And we move into week 2 of #rhizo15 with Dave Cormier and a cast of many, many others…
This week’s challenge
Get out there and count! What can we measure that isn’t learning? Think about all the other facets of the human experience… can we do better? What about all the fancy tools we’ve seen… can they help? Should we throw it out all together? Can we help people measure themselves? Is there a better way of looking at it? Be theoretical. Be practical… but GRADE ME!
This is particularly interesting right now for a bunch of reasons, personal and professional, and I’m not yet seriously tackling the challenge or question. Professionally I just spent an amazing day I’m still mulling over with Steve Patty talking about gathering and analyzing data to create meaningful evaluation strategies for organizations and projects, and am still reading his book and thinking about his ideas. Meanwhile, back at the ranch, there are a number of projects in my field in which things are problematically counted to further reinforce a house of cards called one thing, “community living,” but counted up as hours of service(s).
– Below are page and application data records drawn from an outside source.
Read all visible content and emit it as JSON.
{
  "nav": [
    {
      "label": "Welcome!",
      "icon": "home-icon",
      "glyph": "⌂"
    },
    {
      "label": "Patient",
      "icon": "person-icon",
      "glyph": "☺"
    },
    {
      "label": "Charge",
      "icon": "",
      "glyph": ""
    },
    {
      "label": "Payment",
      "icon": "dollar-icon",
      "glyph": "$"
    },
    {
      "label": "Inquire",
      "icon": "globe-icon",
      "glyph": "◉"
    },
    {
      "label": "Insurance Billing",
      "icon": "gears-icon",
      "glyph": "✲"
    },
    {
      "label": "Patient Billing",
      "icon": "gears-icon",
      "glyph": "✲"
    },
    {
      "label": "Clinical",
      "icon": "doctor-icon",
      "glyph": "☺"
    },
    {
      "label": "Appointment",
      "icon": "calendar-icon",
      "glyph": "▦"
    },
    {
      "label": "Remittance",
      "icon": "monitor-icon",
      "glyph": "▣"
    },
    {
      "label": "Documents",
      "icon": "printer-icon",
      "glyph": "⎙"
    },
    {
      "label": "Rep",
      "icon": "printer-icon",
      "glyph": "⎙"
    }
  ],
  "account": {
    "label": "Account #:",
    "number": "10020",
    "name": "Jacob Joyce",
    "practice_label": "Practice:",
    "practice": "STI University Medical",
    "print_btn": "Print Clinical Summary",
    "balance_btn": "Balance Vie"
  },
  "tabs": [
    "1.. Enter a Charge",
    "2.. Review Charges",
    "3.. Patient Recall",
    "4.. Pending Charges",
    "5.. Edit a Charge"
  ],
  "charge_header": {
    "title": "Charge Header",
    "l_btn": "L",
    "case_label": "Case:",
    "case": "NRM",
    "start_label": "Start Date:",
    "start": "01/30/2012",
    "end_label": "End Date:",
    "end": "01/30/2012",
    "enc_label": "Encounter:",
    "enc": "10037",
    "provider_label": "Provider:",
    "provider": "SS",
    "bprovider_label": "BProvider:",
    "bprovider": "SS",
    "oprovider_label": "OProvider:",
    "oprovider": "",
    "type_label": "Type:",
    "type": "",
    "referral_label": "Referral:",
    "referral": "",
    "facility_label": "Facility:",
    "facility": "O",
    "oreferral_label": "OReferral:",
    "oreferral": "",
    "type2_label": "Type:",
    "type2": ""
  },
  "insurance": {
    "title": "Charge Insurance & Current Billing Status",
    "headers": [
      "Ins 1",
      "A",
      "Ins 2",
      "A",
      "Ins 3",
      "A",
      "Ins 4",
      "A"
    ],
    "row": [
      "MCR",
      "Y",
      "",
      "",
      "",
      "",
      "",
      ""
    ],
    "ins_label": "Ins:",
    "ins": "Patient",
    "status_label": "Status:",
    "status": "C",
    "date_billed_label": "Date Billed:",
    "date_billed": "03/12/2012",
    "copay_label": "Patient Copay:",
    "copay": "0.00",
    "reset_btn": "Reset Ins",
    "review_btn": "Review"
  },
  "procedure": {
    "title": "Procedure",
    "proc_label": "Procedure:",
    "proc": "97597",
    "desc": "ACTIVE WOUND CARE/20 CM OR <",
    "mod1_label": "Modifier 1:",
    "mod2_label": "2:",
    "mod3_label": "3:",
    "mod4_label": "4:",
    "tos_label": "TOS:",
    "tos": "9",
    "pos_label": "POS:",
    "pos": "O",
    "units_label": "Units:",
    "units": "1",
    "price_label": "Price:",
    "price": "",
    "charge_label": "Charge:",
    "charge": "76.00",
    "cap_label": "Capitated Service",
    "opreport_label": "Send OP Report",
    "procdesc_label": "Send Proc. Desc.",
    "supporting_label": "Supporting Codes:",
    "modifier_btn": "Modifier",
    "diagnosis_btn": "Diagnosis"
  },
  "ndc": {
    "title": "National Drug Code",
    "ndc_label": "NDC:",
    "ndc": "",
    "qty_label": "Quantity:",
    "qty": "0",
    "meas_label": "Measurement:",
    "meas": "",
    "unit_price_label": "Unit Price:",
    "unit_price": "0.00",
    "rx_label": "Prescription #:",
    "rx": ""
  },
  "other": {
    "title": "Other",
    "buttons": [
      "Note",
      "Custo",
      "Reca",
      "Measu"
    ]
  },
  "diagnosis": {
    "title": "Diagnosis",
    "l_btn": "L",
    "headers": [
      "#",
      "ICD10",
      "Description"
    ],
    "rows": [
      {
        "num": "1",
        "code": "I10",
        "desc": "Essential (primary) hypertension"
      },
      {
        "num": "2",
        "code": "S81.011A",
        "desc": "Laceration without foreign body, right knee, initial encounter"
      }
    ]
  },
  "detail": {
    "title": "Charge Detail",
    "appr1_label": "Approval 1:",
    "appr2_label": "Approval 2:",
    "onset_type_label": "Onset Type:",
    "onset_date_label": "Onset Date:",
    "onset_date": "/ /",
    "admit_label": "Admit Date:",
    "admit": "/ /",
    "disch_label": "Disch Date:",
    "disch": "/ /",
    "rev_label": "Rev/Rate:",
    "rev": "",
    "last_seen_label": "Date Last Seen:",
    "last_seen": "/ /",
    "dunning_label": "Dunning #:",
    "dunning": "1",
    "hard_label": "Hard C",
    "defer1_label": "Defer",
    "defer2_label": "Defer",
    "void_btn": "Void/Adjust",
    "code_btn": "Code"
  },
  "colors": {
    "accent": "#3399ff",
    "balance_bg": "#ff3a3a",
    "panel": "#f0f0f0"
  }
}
So this just has me thinking about how numbers look like evidence. They look inarguable. Yet, I live with someone who counts things. Put a spreadsheet in front of him and he’ll start tallying things up top to bottom, sideways and diagonally… say, “Yah, but what’s 1.56% of that X number” and he’ll spit it out like an adding machine. He has many other talents and qualities but he’s a counter. He does Sudoko for fun. I can’t imagine. I worked on a spreadsheet the other day for an hour and had to eat a box of chocolate covered ginger (in celebration of the rhizomatic) to recover.
This week I was thinking and writing about* the difficulties of reading Delueze and remembering my philosophy Professor saying I should read Badiou and sent Gary, my partner, this image of one impossible page. By the time we went to walk the dog he was ready to explain it to me.
All of it makes me very insecure. As always the rhizomatic conversation challenges me. So I like this question of what one might do with counting… stuff… learning… journeys… tweets…. In terms of Dave’s question / challenge: “What can we measure that isn’t learning? Think about all the other facets of the human experience… can we do better? What about all the fancy tools we’ve seen… can they help? Should we throw it out all together? Can we help people measure themselves? Is there a better way of looking at it? Be theoretical. Be practical”
One of the things that I feel certain about is that in supports and initiatives that are for and about people with intellectual disabilities, they should be involved in every aspect. I am sick of rooms that don’t include everyone. I went to a wonderful lively “happy” thing yesterday and afterwards met a theatre activist educator who said, as soon as we’d been introduced, “Did you notice who was not there?” Yes. Hmm… the counting of absences. What Tanya Titchkosky refers to as a complex states of “not-yetness”: “As a category of human interpretation, disability comes with the possibility of becoming a not-yet; included so as to be excluded, present and yet absent, at one and the same time not-fully-present-troubling-presence.” Counted as potential?
Anyway, whether you are in this #rhizo15 MOOC or not, I’d be interested in your thoughts on this idea. I could use the help 🙂